===== Given data

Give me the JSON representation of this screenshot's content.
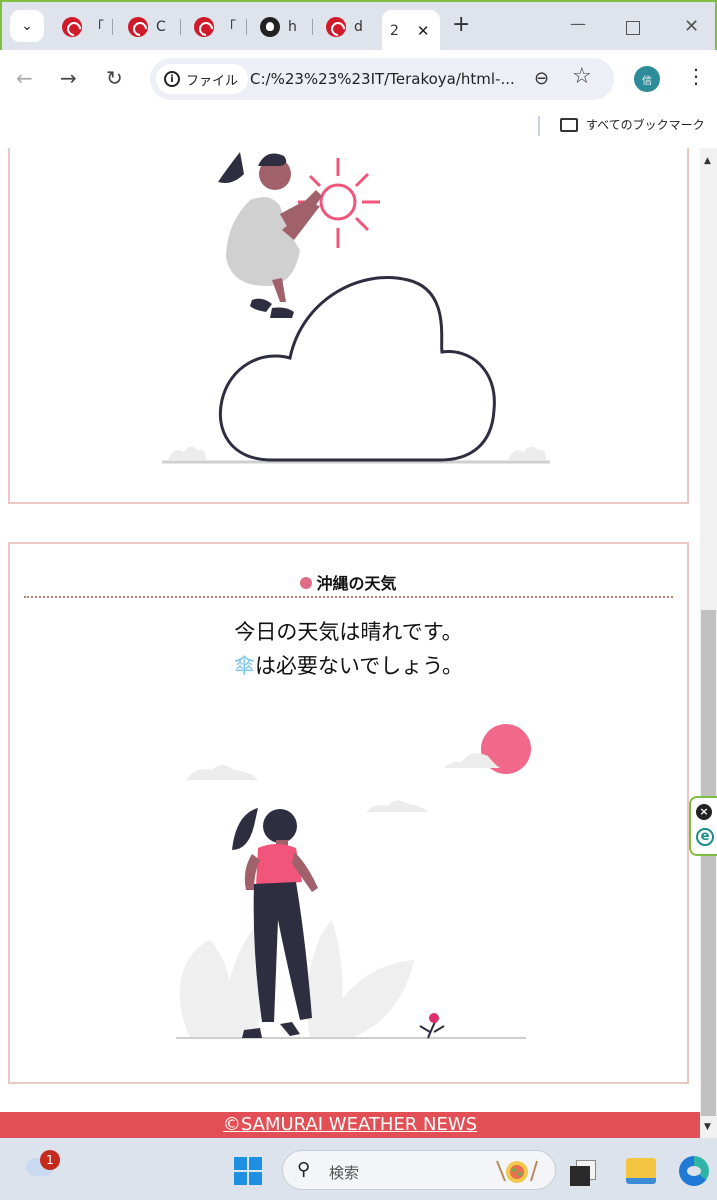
{
  "browser": {
    "tabs": [
      {
        "icon": "samurai-favicon",
        "label": "「"
      },
      {
        "icon": "samurai-favicon",
        "label": "C"
      },
      {
        "icon": "samurai-favicon",
        "label": "「"
      },
      {
        "icon": "github-favicon",
        "label": "h"
      },
      {
        "icon": "samurai-favicon",
        "label": "d"
      },
      {
        "icon": "",
        "label": "2",
        "active": true
      }
    ],
    "address": {
      "chip_label": "ファイル",
      "url": "C:/%23%23%23IT/Terakoya/html-..."
    },
    "profile_initial": "信",
    "bookmarks_label": "すべてのブックマーク"
  },
  "page": {
    "okinawa": {
      "title": "沖縄の天気",
      "line1": "今日の天気は晴れです。",
      "line2_icon": "傘",
      "line2_text": "は必要ないでしょう。"
    },
    "footer": "©SAMURAI WEATHER NEWS"
  },
  "taskbar": {
    "weather_badge": "1",
    "search_placeholder": "検索"
  },
  "colors": {
    "accent_pink": "#e06b84",
    "footer_red": "#e24f55",
    "card_border": "#ecc7c3",
    "umbrella_blue": "#7bc4e8"
  }
}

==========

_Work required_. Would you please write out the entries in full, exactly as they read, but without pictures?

_Answer section_.
Give me the JSON representation of this screenshot's content.
{
  "browser": {
    "tabs": [
      {
        "icon": "samurai-favicon",
        "label": "「"
      },
      {
        "icon": "samurai-favicon",
        "label": "C"
      },
      {
        "icon": "samurai-favicon",
        "label": "「"
      },
      {
        "icon": "github-favicon",
        "label": "h"
      },
      {
        "icon": "samurai-favicon",
        "label": "d"
      },
      {
        "icon": "",
        "label": "2",
        "active": true
      }
    ],
    "address": {
      "chip_label": "ファイル",
      "url": "C:/%23%23%23IT/Terakoya/html-..."
    },
    "profile_initial": "信",
    "bookmarks_label": "すべてのブックマーク"
  },
  "page": {
    "okinawa": {
      "title": "沖縄の天気",
      "line1": "今日の天気は晴れです。",
      "line2_icon": "傘",
      "line2_text": "は必要ないでしょう。"
    },
    "footer": "©SAMURAI WEATHER NEWS"
  },
  "taskbar": {
    "weather_badge": "1",
    "search_placeholder": "検索"
  },
  "colors": {
    "accent_pink": "#e06b84",
    "footer_red": "#e24f55",
    "card_border": "#ecc7c3",
    "umbrella_blue": "#7bc4e8"
  }
}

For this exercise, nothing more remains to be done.